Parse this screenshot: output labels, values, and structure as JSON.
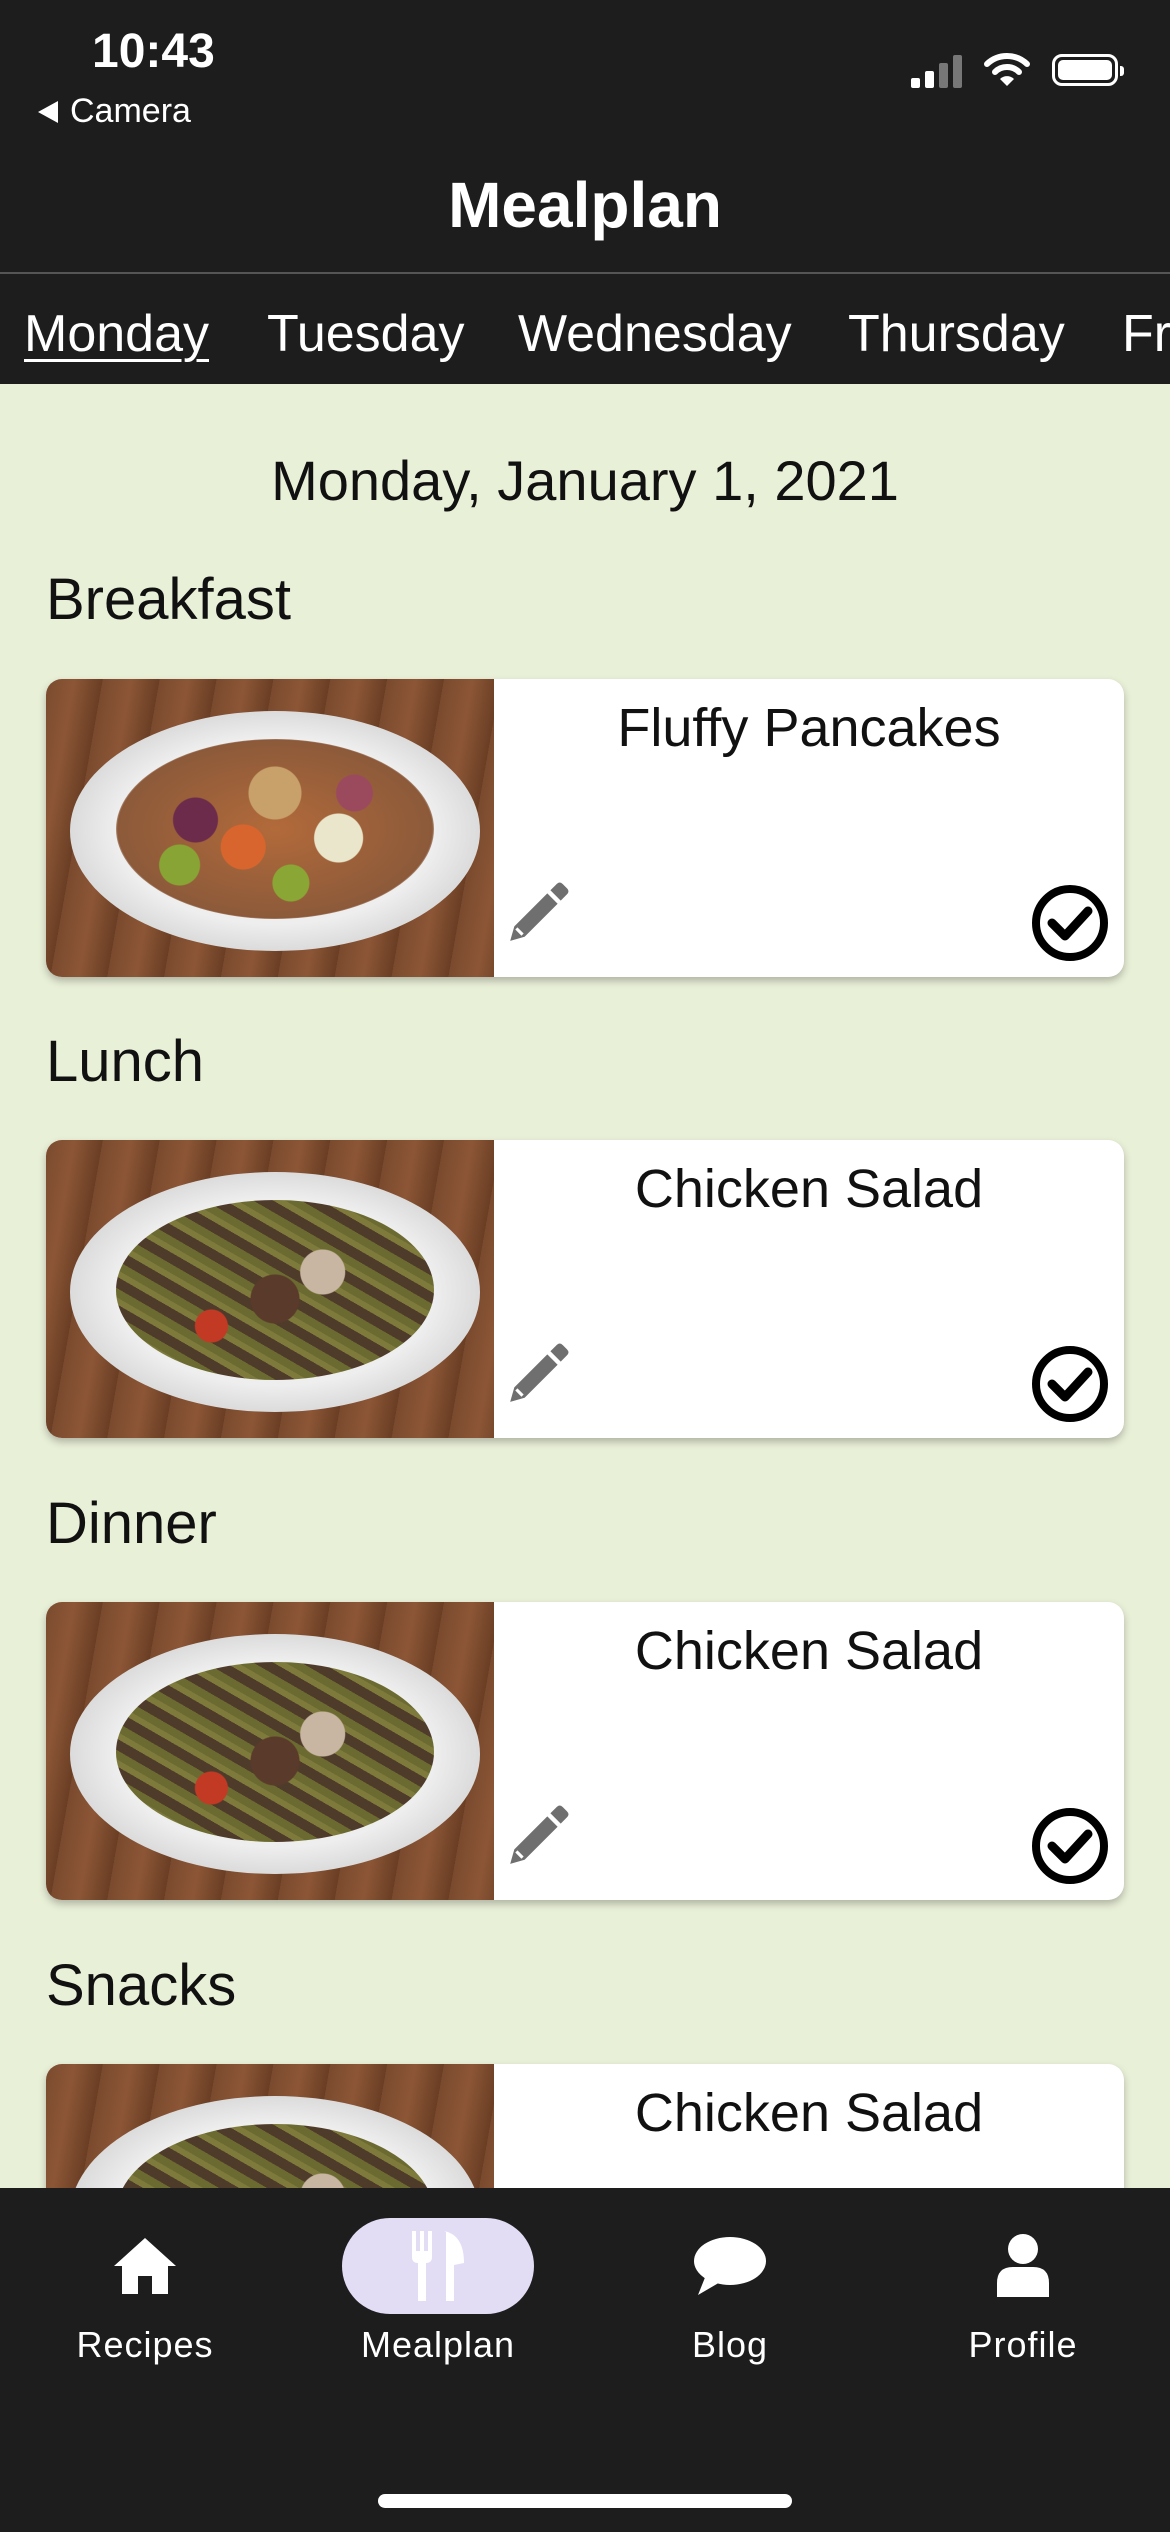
{
  "status_bar": {
    "time": "10:43",
    "back_label": "Camera"
  },
  "header": {
    "title": "Mealplan"
  },
  "day_tabs": [
    {
      "label": "Monday",
      "active": true
    },
    {
      "label": "Tuesday",
      "active": false
    },
    {
      "label": "Wednesday",
      "active": false
    },
    {
      "label": "Thursday",
      "active": false
    },
    {
      "label": "Fr",
      "active": false
    }
  ],
  "date_heading": "Monday, January 1, 2021",
  "meals": [
    {
      "section": "Breakfast",
      "recipe": "Fluffy Pancakes"
    },
    {
      "section": "Lunch",
      "recipe": "Chicken Salad"
    },
    {
      "section": "Dinner",
      "recipe": "Chicken Salad"
    },
    {
      "section": "Snacks",
      "recipe": "Chicken Salad"
    }
  ],
  "bottom_nav": [
    {
      "label": "Recipes",
      "icon": "home-icon",
      "active": false
    },
    {
      "label": "Mealplan",
      "icon": "utensils-icon",
      "active": true
    },
    {
      "label": "Blog",
      "icon": "chat-bubble-icon",
      "active": false
    },
    {
      "label": "Profile",
      "icon": "user-icon",
      "active": false
    }
  ]
}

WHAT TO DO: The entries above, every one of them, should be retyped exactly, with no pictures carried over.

SOLVED EXERCISE:
Parse this screenshot: output labels, values, and structure as JSON.
{
  "status_bar": {
    "time": "10:43",
    "back_label": "Camera"
  },
  "header": {
    "title": "Mealplan"
  },
  "day_tabs": [
    {
      "label": "Monday",
      "active": true
    },
    {
      "label": "Tuesday",
      "active": false
    },
    {
      "label": "Wednesday",
      "active": false
    },
    {
      "label": "Thursday",
      "active": false
    },
    {
      "label": "Fr",
      "active": false
    }
  ],
  "date_heading": "Monday, January 1, 2021",
  "meals": [
    {
      "section": "Breakfast",
      "recipe": "Fluffy Pancakes"
    },
    {
      "section": "Lunch",
      "recipe": "Chicken Salad"
    },
    {
      "section": "Dinner",
      "recipe": "Chicken Salad"
    },
    {
      "section": "Snacks",
      "recipe": "Chicken Salad"
    }
  ],
  "bottom_nav": [
    {
      "label": "Recipes",
      "icon": "home-icon",
      "active": false
    },
    {
      "label": "Mealplan",
      "icon": "utensils-icon",
      "active": true
    },
    {
      "label": "Blog",
      "icon": "chat-bubble-icon",
      "active": false
    },
    {
      "label": "Profile",
      "icon": "user-icon",
      "active": false
    }
  ]
}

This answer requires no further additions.